Dataset rows describing interfaces
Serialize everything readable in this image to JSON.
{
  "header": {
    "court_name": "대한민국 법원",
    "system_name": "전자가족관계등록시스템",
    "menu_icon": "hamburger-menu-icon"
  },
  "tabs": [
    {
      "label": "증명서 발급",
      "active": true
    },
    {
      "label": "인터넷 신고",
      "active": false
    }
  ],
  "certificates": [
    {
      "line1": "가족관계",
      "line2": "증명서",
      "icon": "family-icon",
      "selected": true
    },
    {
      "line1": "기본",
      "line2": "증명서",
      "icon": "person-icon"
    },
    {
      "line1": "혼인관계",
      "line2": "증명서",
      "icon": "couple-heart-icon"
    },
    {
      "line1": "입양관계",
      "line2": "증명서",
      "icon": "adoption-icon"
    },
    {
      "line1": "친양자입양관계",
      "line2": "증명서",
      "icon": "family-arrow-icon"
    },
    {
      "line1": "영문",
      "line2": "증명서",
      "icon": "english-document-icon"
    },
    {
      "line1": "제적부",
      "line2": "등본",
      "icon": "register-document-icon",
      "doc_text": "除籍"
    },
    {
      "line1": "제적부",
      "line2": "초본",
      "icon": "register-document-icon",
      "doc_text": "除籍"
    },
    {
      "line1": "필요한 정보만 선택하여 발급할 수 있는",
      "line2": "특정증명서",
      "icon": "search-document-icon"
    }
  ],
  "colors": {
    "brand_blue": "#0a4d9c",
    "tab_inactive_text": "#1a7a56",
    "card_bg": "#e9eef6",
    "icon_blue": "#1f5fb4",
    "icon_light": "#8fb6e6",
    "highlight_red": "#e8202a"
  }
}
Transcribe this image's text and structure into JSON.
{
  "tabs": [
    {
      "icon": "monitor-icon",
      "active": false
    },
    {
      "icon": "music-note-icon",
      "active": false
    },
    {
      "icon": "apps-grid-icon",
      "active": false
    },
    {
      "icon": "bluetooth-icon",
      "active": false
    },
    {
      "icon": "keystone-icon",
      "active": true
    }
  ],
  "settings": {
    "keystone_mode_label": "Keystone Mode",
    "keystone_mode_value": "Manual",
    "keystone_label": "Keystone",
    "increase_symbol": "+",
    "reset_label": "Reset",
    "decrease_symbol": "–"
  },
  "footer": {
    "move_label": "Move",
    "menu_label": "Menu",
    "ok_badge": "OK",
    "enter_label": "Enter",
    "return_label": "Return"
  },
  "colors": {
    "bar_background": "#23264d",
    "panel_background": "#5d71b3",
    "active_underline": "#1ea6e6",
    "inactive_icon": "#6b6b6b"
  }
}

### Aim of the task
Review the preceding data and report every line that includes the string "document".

### Problem solution
      "icon": "english-document-icon"
      "icon": "register-document-icon",
      "icon": "register-document-icon",
      "icon": "search-document-icon"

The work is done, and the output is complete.